When the Litchfield automated weather system (AWOS) says the conditions aren't so hot, you can use "Darwin" to make a VOR approach. VORs are something that no doubt will soon be history too, so go try it while you can. For 21st Century pilots, there's RNAV/GPS approaches to both ends of the main runway that include LPV with precision approach minimums. The paved runway is 4000 feet long and equipped with all the modern lightening systems. A full parallel taxiway leads to the spacious parking ramp. The Arrival/Departure Building has meeting space and a flight planning area. Fueling is self-service, and there's a courtesy car available.
This is Litchfield's second airport. The original was closer to town and opened shortly after World War II. By 1953 there was a 2800-foot-long turf runway and a single hangar. The runway was later paved and lighted. Hangar space was added, but the old airport was right next to the County Fair Grounds. On the north end, expansion was blocked by a creek and the City's sewage plant. To the south two schools and a housing subdivision also limited the airport's potential. With the local aviation needs growing, the City moved the facility to the current location in 1987. Having a new airport certainly made Litchfield popular. There are now 28 aircraft based at the airport, housed in 18 hangars.

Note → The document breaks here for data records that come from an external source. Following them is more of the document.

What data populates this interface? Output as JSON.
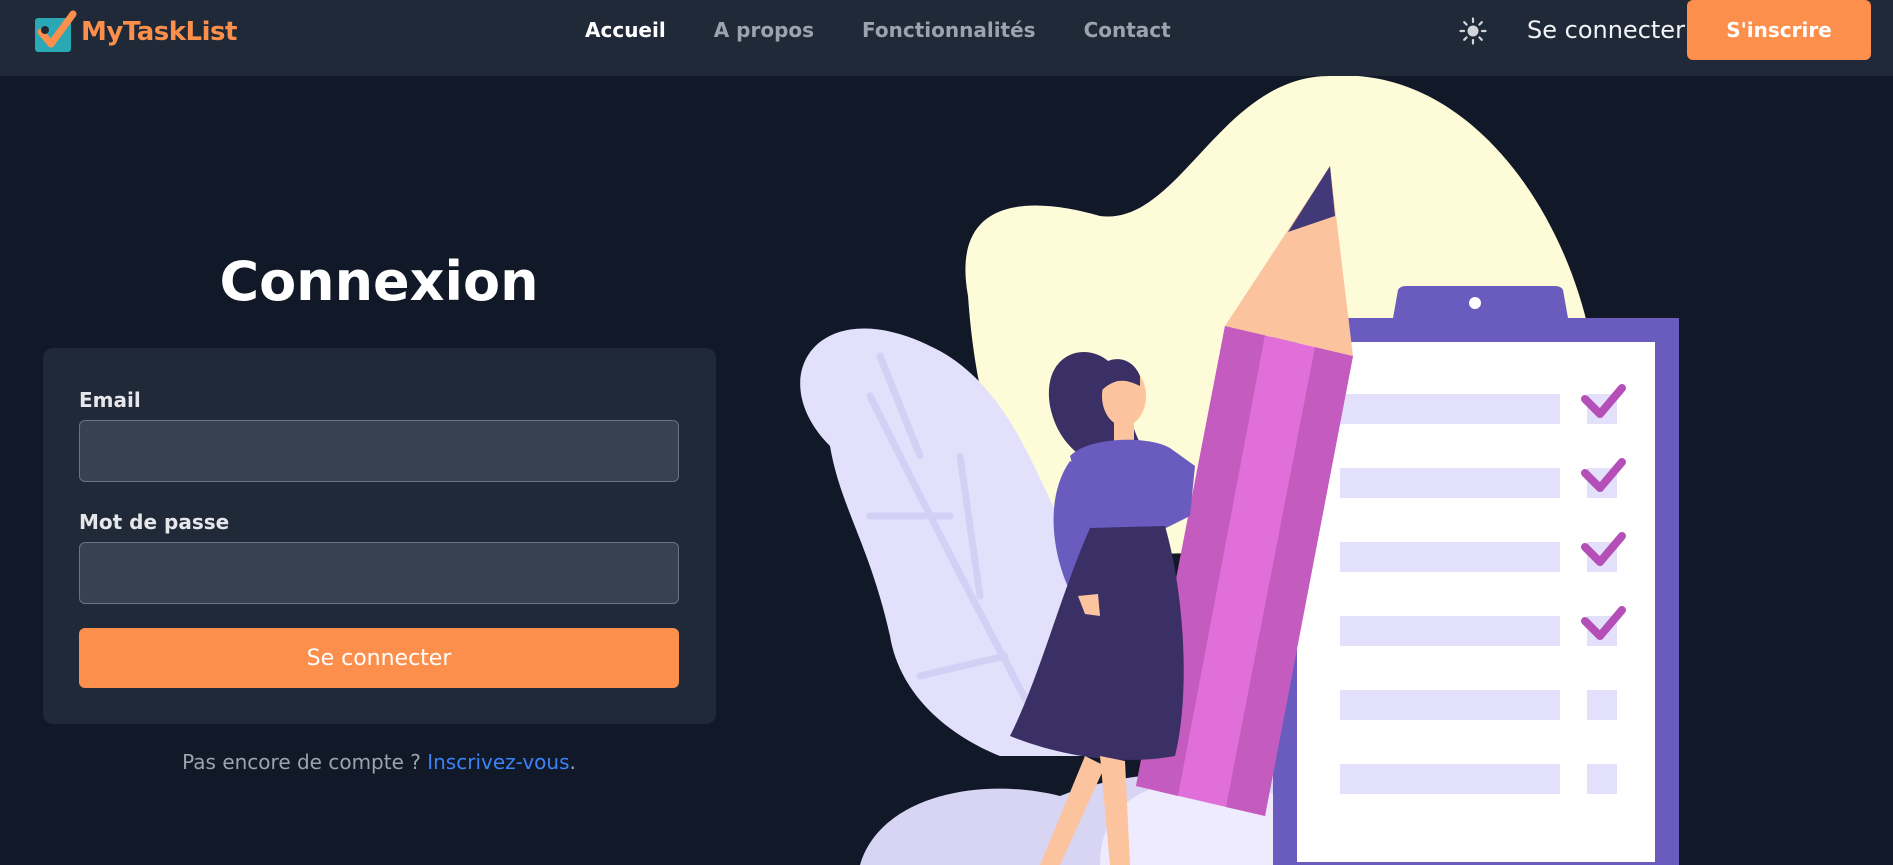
{
  "brand": {
    "name": "MyTaskList",
    "color": "#fb8f4b"
  },
  "nav": {
    "links": [
      {
        "label": "Accueil",
        "active": true
      },
      {
        "label": "A propos",
        "active": false
      },
      {
        "label": "Fonctionnalités",
        "active": false
      },
      {
        "label": "Contact",
        "active": false
      }
    ],
    "theme_icon": "sun-icon",
    "login_label": "Se connecter",
    "signup_label": "S'inscrire"
  },
  "login": {
    "title": "Connexion",
    "email_label": "Email",
    "email_value": "",
    "password_label": "Mot de passe",
    "password_value": "",
    "submit_label": "Se connecter",
    "signup_prompt": "Pas encore de compte ? ",
    "signup_link": "Inscrivez-vous",
    "signup_suffix": "."
  },
  "colors": {
    "background": "#111827",
    "surface": "#1f2937",
    "accent": "#fb8f4b",
    "link": "#3b82f6"
  }
}
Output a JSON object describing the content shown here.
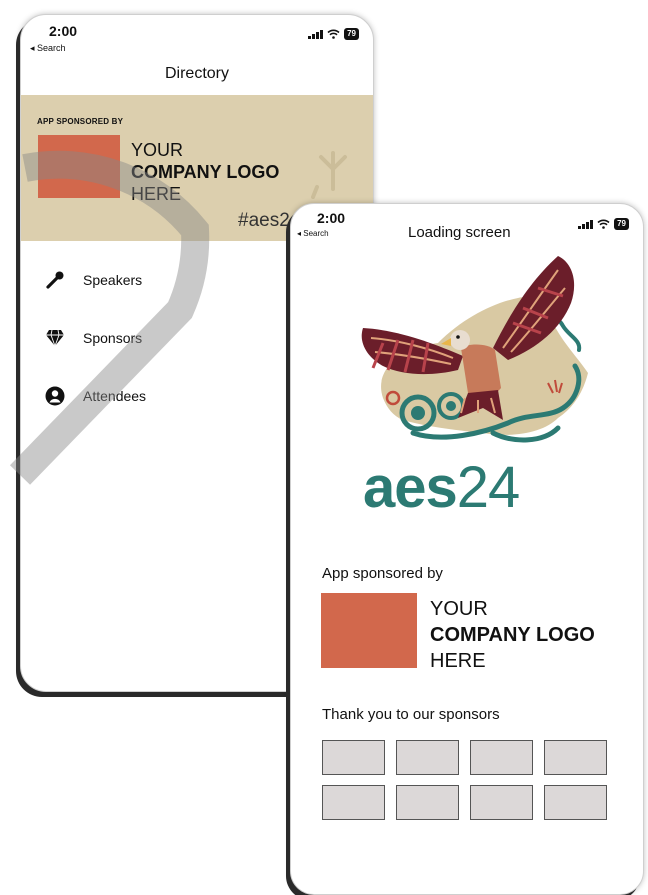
{
  "directory_screen": {
    "status": {
      "time": "2:00",
      "back": "◂ Search",
      "battery": "79"
    },
    "title": "Directory",
    "banner": {
      "sponsored_label": "APP SPONSORED BY",
      "logo_line1": "YOUR",
      "logo_line2": "COMPANY LOGO",
      "logo_line3": "HERE",
      "hashtag": "#aes2"
    },
    "menu": [
      {
        "label": "Speakers",
        "icon": "microphone-icon"
      },
      {
        "label": "Sponsors",
        "icon": "diamond-icon"
      },
      {
        "label": "Attendees",
        "icon": "person-icon"
      }
    ]
  },
  "loading_screen": {
    "status": {
      "time": "2:00",
      "back": "◂ Search",
      "battery": "79"
    },
    "title": "Loading screen",
    "brand_bold": "aes",
    "brand_light": "24",
    "sponsored_label": "App sponsored by",
    "logo_line1": "YOUR",
    "logo_line2": "COMPANY LOGO",
    "logo_line3": "HERE",
    "thanks_label": "Thank you to our sponsors"
  },
  "colors": {
    "banner_bg": "#dccfae",
    "logo_placeholder": "#d2684c",
    "brand_teal": "#2c7a73",
    "sponsor_placeholder": "#dcd8d8"
  }
}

Two of Minnesota's early aviation pioneers were brothers who grew up in Litchfield. During World War I, Clarence (better known as C.W.) Hinck was a student in the Navy's aviation training program at the Dunwoody Institute in Minneapolis. He was one of the founders of Federated Flyers, Minnesota's first commercial flying service. Federated was known for their "barnstorming", and operated a flight school. Elmer Hinck was an infantry soldier in the same war. He came home and learned to fly at his brother's school, later working there as a stunt pilot. He eventually became Minnesota's premier flight instructor, and owned several flight schools in the Twin Cities. During World War II Clarence and Elmer contracted with the Army to train pilots. Elmer ran the school, but unfortunately died in a training accident. After the war, Clarence became the Minnesota dealer for the Republic "Seabee". Minnesota's Aviation Hall of Fame inducted the Hinck brothers in 1990 and 1991 respectively.
If history isn't your thing, Litchfield has a lot more to offer. There's a first-rate golf course, where the club house serves good food. Lake Ripley Park features a beach, picnic shelter and campground. The City operates 14 more parks, including one called "Pie Shape" Park, which is dedicated to "fun for canines". It's uncertain if the dog park's name refers to the geometry or an available treat. There's also a nature center and arboretum.
The weekend after July 4, is the annual "Litchfield Watercade" with food, music and a parade. It's a four-day event that usually includes some water skiing demonstrations, dancing, fishing, and fireworks. Concerts are featured in Central Park just about every week during summer and often headline nationally known artists.
You can fly to Litchfield, bring your dog, bask in the history or just do some fun stuff.